A Lamb Called Vienna…
Have you ever wondered why it is we name some animals and not others?
With research, we learn the reason for this is that there is a certain “otherness” that remains with un-named animals in our lives. A tyranny of distance from our hearts, minds and empathy that enables any number of atrocities to befall the unnamed and unknown.
There is a certain line in our ethical thought we cross when we name animals.
A scary destination to land if one wants/needs to strip animals of their uniqueness and rich emotional worlds, keeping them outside of one’s circle of compassion and animal protection laws. All of which is required to facilitate harsh treatment and justify “unenlightened” perceptions of the unnamed. “Dumb” sheep, “stupid” cows and “dirty” pigs.
A view that we would never tolerate for the animals who daily share our homes, our hearts and their named bowls and blankets – i.e., our named “pets”.
In choosing to name or not name animals, we say far more about us humans than we do about the animals themselves.
In naming animals, we can discuss them with specificity rather than generality. We move them from objects in our lives to subjects of their world. We acknowledge they are intelligent beyond what those who choose to not name them consider. We appreciate their unique personalities. We speak of their individual looks. Delve into their rich histories. Recognise them for who they are, not the commodities they can tragically become or products they can produce.
And whilst the name we bestow upon an animal will not change who they are, it most certainly impacts our relationship with them.
They move from faces in the mob to friends in the field.
But we must, too, use caution here, for in naming animals we should not reduce them to a property status that can be bought and sold, for although sadly the law still recognises animals as such, we should not.
Whether named or un-named, animals should not be objects of our domination, destinations of our power, but subjects in their own right and recipients of our kindness.

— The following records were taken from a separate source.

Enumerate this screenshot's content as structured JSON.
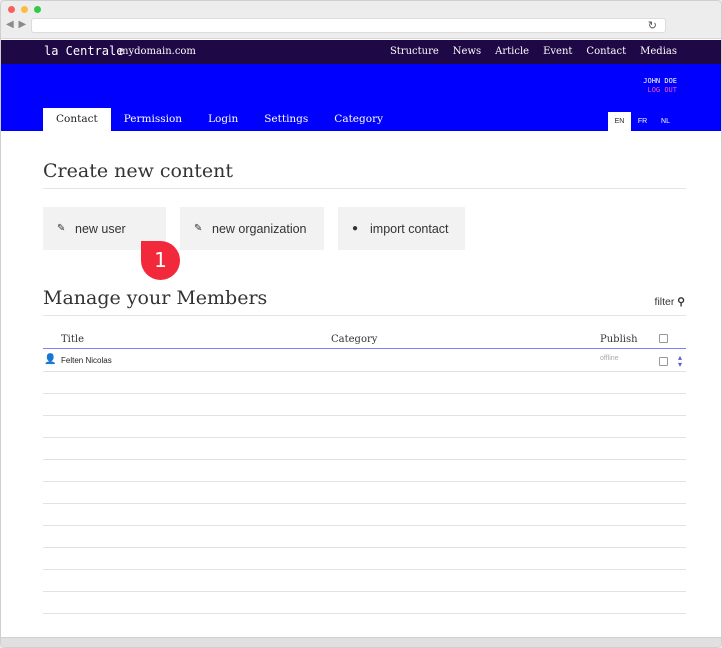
{
  "site": {
    "logo": "la Centrale",
    "domain": "mydomain.com",
    "nav": [
      "Structure",
      "News",
      "Article",
      "Event",
      "Contact",
      "Medias"
    ],
    "nav_active": "Contact"
  },
  "user": {
    "name": "JOHN DOE",
    "logout": "LOG OUT"
  },
  "subtabs": [
    "Contact",
    "Permission",
    "Login",
    "Settings",
    "Category"
  ],
  "languages": [
    "EN",
    "FR",
    "NL"
  ],
  "create": {
    "title": "Create new content",
    "buttons": [
      {
        "label": "new user",
        "icon": "pencil-icon"
      },
      {
        "label": "new organization",
        "icon": "pencil-icon"
      },
      {
        "label": "import contact",
        "icon": "download-circle-icon"
      }
    ],
    "badge": "1"
  },
  "members": {
    "title": "Manage your Members",
    "filter": "filter",
    "columns": {
      "title": "Title",
      "category": "Category",
      "publish": "Publish"
    },
    "rows": [
      {
        "name": "Felten Nicolas",
        "status": "offline"
      }
    ]
  },
  "colors": {
    "topbar": "#1e0845",
    "header": "#0000ff",
    "logout": "#ff4fc8",
    "badge": "#f2293b"
  }
}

The names we give animals often reflect the worldview of the namer, and sadly whilst on the surface, many names may appear somewhat humorous or even ironic, scratch a little more, and this reflects a great inequality and a veiled attempt to justify a dire circumstance and ill-fated destiny.
Cue names such as Bacon, Hamburger and Lambchops or the brightly painted name on a dairy cow, “Bitch”.

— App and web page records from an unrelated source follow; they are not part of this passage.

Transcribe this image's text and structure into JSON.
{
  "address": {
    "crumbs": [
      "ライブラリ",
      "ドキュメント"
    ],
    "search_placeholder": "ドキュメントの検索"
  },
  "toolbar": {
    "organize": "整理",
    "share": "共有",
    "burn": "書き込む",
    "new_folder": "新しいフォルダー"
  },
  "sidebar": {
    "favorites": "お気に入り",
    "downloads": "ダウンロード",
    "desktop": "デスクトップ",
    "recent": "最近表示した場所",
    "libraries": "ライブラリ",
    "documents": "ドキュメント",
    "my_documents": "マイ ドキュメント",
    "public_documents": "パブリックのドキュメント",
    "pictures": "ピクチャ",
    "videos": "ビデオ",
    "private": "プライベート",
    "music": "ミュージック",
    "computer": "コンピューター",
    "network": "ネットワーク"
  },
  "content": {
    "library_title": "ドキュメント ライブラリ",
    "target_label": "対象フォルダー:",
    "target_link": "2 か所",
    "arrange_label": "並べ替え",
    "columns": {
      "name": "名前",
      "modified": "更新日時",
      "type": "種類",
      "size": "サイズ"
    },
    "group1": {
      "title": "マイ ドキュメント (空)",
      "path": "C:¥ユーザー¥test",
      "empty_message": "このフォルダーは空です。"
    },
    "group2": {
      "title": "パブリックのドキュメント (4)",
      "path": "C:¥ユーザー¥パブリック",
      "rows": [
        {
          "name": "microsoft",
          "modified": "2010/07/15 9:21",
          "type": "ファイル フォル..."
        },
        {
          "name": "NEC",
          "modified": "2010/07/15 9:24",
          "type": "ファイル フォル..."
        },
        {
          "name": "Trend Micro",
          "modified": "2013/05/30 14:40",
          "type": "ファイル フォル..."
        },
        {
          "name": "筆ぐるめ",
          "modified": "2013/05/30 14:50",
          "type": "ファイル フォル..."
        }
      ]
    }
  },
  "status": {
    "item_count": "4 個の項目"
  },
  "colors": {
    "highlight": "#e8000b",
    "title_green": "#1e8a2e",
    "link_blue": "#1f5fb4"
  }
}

And so, just what to name our sweet new lamb friend?
The one with the whiter-than-white coat, the one whose sweet little baa evokes music in our hearts and the one whose dream of a happy life we shall fulfill.

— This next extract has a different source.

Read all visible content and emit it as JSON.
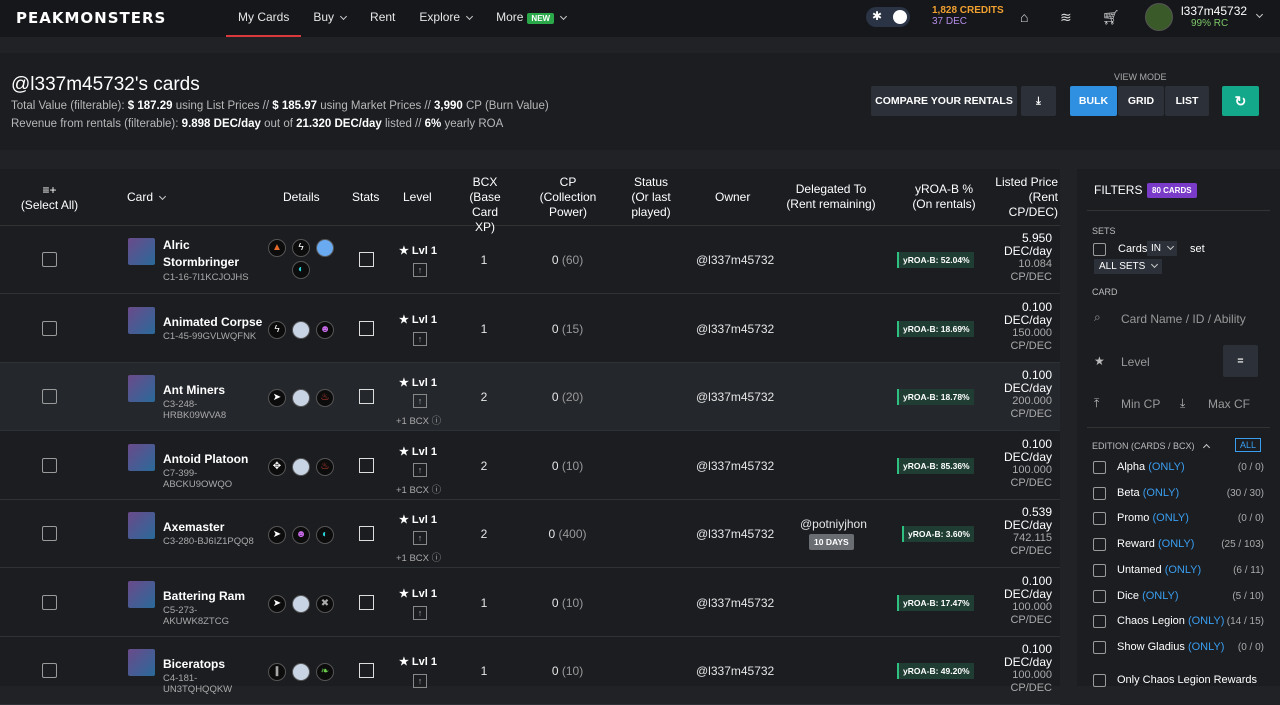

With all of these hints pointing us in one direction, we land at the beautiful name: Vienna.
Blending tragedy with hope comes Nepal, a sweet little Merino lamb, born one of triplets, who sadly became separated from his family.
While logic tells us he did not fall from the sky, he might as well have, for from where he has come, we cannot ascertain. It is as if he is nobody’s cat. And here now, he most certainly is.
Few things in life tug more at the heartstrings than when you see the life draining out of the eyes of an animal. And when that animal is but a youngster, the tug becomes an all-consuming wrench.
Found wandering on a highway that homed no sheep, it is believed that dear Jump did just that.
They have been declared the comedians of the barnyard (goats, that is) and proving this statement is not a work of fiction come Frick, Frack and Applejack.
It was the message we prayed we would never have to send – well, not for many a year anyway – to our team.
As a young first-time mum, having barely hit puberty, Margaret found herself in the direst of situations. Recently having given birth, and suffering a life-threatening prolapse, she did not know what to do.
Meet Annie Yokely and Mary Poopins! A community Facebook post was to prove the lifeline for two plucky and adventurous hens. It, too, was to prove just how maligned, disregarded and poorly protected their kind is.